This article is dedicated to Avinoam ben Varda Faiga Bluma for a year of blessing and success.

Regarding Rosh Hashanah, the Mishnah1 says, "The mitzvah of the day is with the shofar."

The Baal Shem Tov explains the concept of a shofar with a parable. It is like a child that cries out, "Father, father, save me!"2

The Rebbes of Chabad made it known3 that the main thing is not the content of the cry, "Father, father, save me," but the cry itself.4

Since we are all different, the content of our cries are different, but we each cry out to G‑d. For one the cry from the depths of his soul is audible; for another it is silent. It is, however, from the depths of his soul that he cries.

This is what the sounds of the shofar are all about: a cry from the depths of our souls. And that is what breaks through the gates of heaven and reaches G‑d, our father.

There is the parable given by Rabbi Levi Yitzchak of Berditchev of a boy who wanted an apple, but his father didn't want to give it to him. The clever boy quickly said the blessing over fruits, leaving his father with no other choice but to acquiesce.

At times, a father doesn't want to give to his child. Then there are times that the father does want to give to the child, yet denies the child his request because he wants to bring out something more from the child. He wants to see how clever he is. Will he find an alternate way to get his wish?

In our case, G‑d wants to give to the Jewish people, His children. As the Talmudic expression goes, "more than the calf wants to suckle, the cow wants to nurse."5 The same idea is said regarding the Holy One Above. G‑d wants us to serve Him and therefore wants to give us what we need to serve Him.

This is why in the Rosh Hashanah Musaf prayer, at the culmination of the verses of shofar, we conclude with the blessing, "Blessed are You, L‑rd our G‑d, Who hears the sound of the teruah (the sound of the shofar) of Your nation Israel with compassion."

When it comes to saying a blessing with G‑d's name, the rule is that if there is any doubt, we don't say the blessing, because we do not want to say His Name in vain. Yet here we say, "Who hears the sound of the teruah of Your nation Israel," and not only that but He hears it "with compassion." How are we so certain?

The Men of the Great Assembly at the beginning of the Second Temple era were the authors of our prayers. They were comprised of 120 righteous people, (tzadikim) of which many were prophets. Being prophets, they were in the position to know, without having any doubts. They, therefore, ruled that we should say this blessing with G‑d’s name because it is absolutely certain that G‑d hears our teruah, the cry from the depths of our souls, and that He hears it with compassion. He will grant us all our needs, especially nachat, health and sustenance.
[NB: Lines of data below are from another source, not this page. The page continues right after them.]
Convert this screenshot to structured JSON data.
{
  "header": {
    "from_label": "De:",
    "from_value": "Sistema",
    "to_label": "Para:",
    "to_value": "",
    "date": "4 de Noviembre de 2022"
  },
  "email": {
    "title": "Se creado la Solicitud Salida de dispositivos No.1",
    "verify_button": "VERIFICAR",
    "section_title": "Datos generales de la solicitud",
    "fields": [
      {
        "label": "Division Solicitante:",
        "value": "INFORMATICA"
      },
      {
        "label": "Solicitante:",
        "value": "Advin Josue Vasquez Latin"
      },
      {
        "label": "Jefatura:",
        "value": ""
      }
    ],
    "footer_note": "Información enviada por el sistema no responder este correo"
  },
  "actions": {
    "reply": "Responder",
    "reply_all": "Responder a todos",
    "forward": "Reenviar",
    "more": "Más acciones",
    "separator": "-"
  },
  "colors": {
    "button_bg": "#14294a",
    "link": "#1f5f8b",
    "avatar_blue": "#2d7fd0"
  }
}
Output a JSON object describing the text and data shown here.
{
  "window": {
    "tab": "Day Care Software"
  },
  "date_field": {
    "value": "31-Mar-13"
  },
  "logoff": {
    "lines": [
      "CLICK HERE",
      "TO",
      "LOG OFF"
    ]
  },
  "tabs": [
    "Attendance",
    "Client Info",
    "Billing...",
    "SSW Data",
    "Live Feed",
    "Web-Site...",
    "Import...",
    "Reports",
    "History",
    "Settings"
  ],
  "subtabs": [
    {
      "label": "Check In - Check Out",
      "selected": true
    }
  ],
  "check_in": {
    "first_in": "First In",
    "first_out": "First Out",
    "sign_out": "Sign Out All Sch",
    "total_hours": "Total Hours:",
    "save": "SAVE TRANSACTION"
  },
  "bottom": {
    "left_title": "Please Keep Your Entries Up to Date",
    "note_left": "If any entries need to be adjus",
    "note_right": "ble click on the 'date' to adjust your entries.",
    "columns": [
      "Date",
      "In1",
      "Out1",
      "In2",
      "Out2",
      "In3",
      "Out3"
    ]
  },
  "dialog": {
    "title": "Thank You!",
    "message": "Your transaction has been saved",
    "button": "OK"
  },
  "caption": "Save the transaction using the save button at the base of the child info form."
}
The central theme of Rosh Hashanah is twofold: First, we reach up to G‑d, accepting Him as our King, and accepting the yoke of His dominion. Then He, in turn, so to speak, accepts upon Himself all the blessings he said He would give us in parshat Bechukotai,6 "And I will give your rain in their time etc."7

This year, when we sound the shofar, the cry from the depths of our souls, G‑d will surely grant us what we need, including nachat from our children, good health, and abundant sustenance. This is all included in the traditional Rosh Hashanah blessing for "a good and sweet year." May he also grant us the coming of Moshiach. The time has come.